Kalanick also promised to start building a culture of accountability, one that put people first and better supported what he called “the heart and soul” of Uber–the drivers.

“Putting people first means not viewing every interaction with a rider or driver as a transaction, but as a relationship–something we’re committed to investing in for years to come,” wrote Kalanick. 

“Transforming our culture will take time, but we’re committed to investing in making Uber a great place to work, for as long as it takes. This is just the start.”

Were these all just empty promises? Or was Kalanick truly dedicated to change? 

The truth is, we’ll never know–because shortly after Kalanick penned this letter, he was forced to resign.

But one thing we know from psychology is that major tragedy often proves to be the catalyst for major habit change. In other words, a severe injury or the death of a loved one will often inspire us to do things differently.

I don’t know if Uber’s board ever saw Kalanick’s letter. But while stepping down at that time gave Kalanick a huge opportunity to learn and grow, the board and Uber’s new CEO could have benefited by giving Kalanick the chance to continue as a guiding force for the company he helped build.

Because Uber needed Kalanick just as much as it needed Khosrowshahi.

Why Uber needs both

Photo by Priscilla Du Preez on Unsplash

Khosrowshahi brought along much of what Kalanick was looking for. Some of the new CEO’s early moves showed signs of high emotional intelligence–the ability to invest in people and build relationships.
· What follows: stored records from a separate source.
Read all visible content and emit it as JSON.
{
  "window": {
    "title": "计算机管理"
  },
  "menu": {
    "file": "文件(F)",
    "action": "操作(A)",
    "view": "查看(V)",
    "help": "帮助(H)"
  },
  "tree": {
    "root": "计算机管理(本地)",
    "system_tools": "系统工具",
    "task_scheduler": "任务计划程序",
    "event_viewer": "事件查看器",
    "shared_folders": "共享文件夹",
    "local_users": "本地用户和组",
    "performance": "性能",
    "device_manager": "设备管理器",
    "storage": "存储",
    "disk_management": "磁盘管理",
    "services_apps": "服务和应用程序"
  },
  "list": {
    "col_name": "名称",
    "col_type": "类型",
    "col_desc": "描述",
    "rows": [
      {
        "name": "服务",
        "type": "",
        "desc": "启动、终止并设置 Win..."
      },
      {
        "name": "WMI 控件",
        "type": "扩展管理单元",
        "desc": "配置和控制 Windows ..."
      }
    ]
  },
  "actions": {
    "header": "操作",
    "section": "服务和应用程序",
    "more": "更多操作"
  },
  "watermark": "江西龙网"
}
But Kalanick had something that Khosrowshahi didn’t: Kalanick had the enthusiasm, the passion, the belief that Uber could really transform the world. If you watch Khosrowshahi’s interviews, you don’t see that same excitement. And that’s to be expected–you simply can’t replace a founder’s passion.

That’s exactly why Khosrowshahi was brought in–to rein in Kalanick’s enthusiasm, to bring calm to the storm. But as time went on, it became clear that Uber needed both Kalanick and Khosrowshahi to increase its chances of success. 
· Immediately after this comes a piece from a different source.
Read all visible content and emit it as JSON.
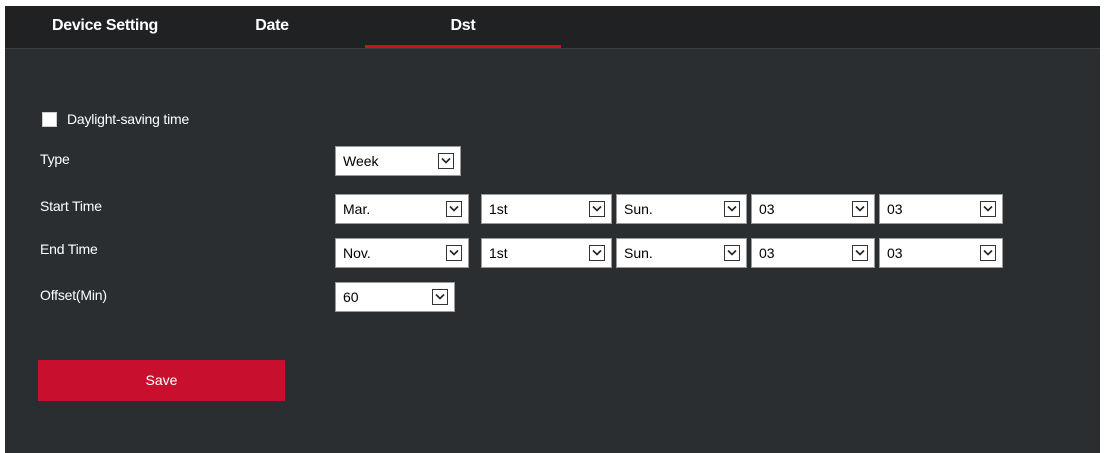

This article was supposed to be different. It was originally going to be a sort of open letter to Khosrowshahi, encouraging him to try and restore the relationship with Kalanick, and to give him a greater role.

But as Kalanick started selling his stock, it became clear he no longer viewed himself as a part of Uber. 

Not this Uber, anyway.

Still, all is not lost. You might remember another founder/former CEO who was pushed out of his company. A founder who was stripped of control, then sold (almost) all of his stock in the company he helped build from the ground up. 

That founder went on to build great things. Eventually, the company even asked him back. He regained his position as CEO, and proceeded to lead one of the most remarkable turnarounds in history.

The company, of course, was Apple. And the founder was Steve Jobs.

Kalanick seems to be following the same path. He’s already founded a new company with lofty goals, a startup named CloudKitchens. With CloudKitchens, Kalanick is hoping to produce cheaper food for delivery, cutting costs for restaurants that want to ramp up delivery efforts. Since CloudKitchens don’t have a storefront or seating area, they can take advantage of locations in neighborhoods with lots of paying customers, and where property is inexpensive.

Sounds like something that could align well with Uber Eats, doesn’t it?

I wish Kalanick all the best in his new endeavors, and I hope CloudKitchens turns into something very successful.

I also hope he continues to learn and grow along the way.

And I hope that someday, once enough time has passed, Khosrowshahi and Uber’s board will consider bringing Kalanick back–and together they can build something great.

If not, we may look back at this moment as the beginning of the end for Uber.

Enjoy this post? Check out my book, EQ Applied, which uses fascinating research and compelling stories to illustrate what emotional intelligence looks like in everyday life.

A version of this article originally appeared on Inc.com.